Birth plans/preferences are great! They allow you to properly research your options in birth prior to going into labour, they allow you to fully immerse yourself in your birth and limit dialogue when you're trying to focus on your breathing & your body. They also provide you with confidence that your midwifery team are on your side and working with you.
They can too be a daunting thing to write, especially if it's your first baby. Well no worries, I've got you. Here's a quick guide on what you can/should include in your birth plan. Don't worry about how it looks, it's all about the content, and it can be as long or as short as you like (it's not a dissertation assignment with a word count :-)!)
If you're stuck, I do have a template that I give to my clients, reach out and I'd be happy to share it with you in PDF format.
Cover the essentials first -
You should always begin with the following, so that if there is no time to read anything else, the basics are covered
Estimated due date
Birth place choice
Important to know - this could be any allergies, quick overview of previous birth trauma, any issues in your pregnancy - basically anything you'd want the midwife to know above all else (your midwife will also have your pregnancy notes, but pull out key points here).
Birth partner details -
Sometimes things can kick off pretty quickly and when you least expect it (your baby chooses when it begins it's journey into the world, and it's not always convenient). Therefore you might find yourself in a position where your birth partner isn't with you when you arrive at hospital/your midwife gets to your home. You'll want them to take charge of getting them to you, and they will.
If they're with you from the offset, it's nice for your team to know his/her name :-)
What's your ideal birth environment? -
Detail how you'd like your environment to look and feel. Have LED tee lights you'd like to put around? Music/Playlist you'd like to play? Lights off/Dim lighting? Bed moved? All of this should be detailed down.
If you'd prefer not to be hooked up to monitoring unless absolutely needed, write this down. If you plan on rejecting vaginal examinations, write this down too. Don't worry, you can caveat with the line 'Unless the safety of baby or mum is in question, then proceed with the medical necessity' and you're always free to change your mind.

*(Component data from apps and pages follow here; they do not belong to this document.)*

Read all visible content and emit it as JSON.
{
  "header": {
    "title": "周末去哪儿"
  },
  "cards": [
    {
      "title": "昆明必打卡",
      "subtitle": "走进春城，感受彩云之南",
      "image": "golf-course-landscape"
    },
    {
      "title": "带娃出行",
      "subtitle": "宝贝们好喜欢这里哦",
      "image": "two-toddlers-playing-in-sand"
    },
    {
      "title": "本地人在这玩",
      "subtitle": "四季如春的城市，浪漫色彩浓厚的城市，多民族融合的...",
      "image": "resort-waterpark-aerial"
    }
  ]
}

Pain relief -
You're totally within your right to change your mind on this too, but it's important to list how you feel about each kind of pain relief and what you'd ideally like to use/not use.
Positions for labour and birth -
If you want to be able to move around, say this (and you very likely will listen to your body and want to). If you'd like to bring your baby into the world kneeling, or squatting, or any "Upright, forward and open' positions you've learned, jot this down.
We always advocate listening to your body and where it wants to be, if you have this in your birth plan, it will likely prevent you going into 'patient mode' and immediately laying on your back in a hospital bed.
Birth variations -
If your ideal plan is to give birth in the water but things take a different turn, detail how you would like your environment to be, language used around you, utilisation of hypnobirthing aids, pain relief for all other types of birth. This includes c-sections and assisted delivery.
For a c-section you may wish to include that you'd like the curtain dropped, music playing, dim lighting, quiet conversation, certain words omitted, a gentle delivery. Your birth team will do all they can to accommodate your wishes.
The third stage -
This is often a quick one around coached pushing. If you'd prefer not to be told to/coached to push, write this down.
The Golden Hour -
This was my favourite part of my own birth plan, detailing all the things I wanted to happen after I had met my baby. I wanted to be fully dedicated to taking in every delicious moment with her rather than having to talk to any one, so this really helped.
Skin to skin - this is pretty much common practice now but put this first.
Delayed cord clamping - again often this will be automatic but pop it in any way.
Who cuts the cord?
Placenta delivery preference
Decision to breastfeed or not. If you'd like extra support, request it.
I always say to have a little section at the end where you can include anything else you think of nearer the time. This might be an alternative birth partner's details, a particular part of your labour you'd like to get extra care for/be totally left alone for, or any questions you'd like to ask after your birth.
It's always nice to say 'Thank you' to your midwife on your birth plan. Firstly for reading and taking note of your wishes, and secondly for the amazing care you'll receive.
If you have any more questions, please don't hesitate to email me at email@example.com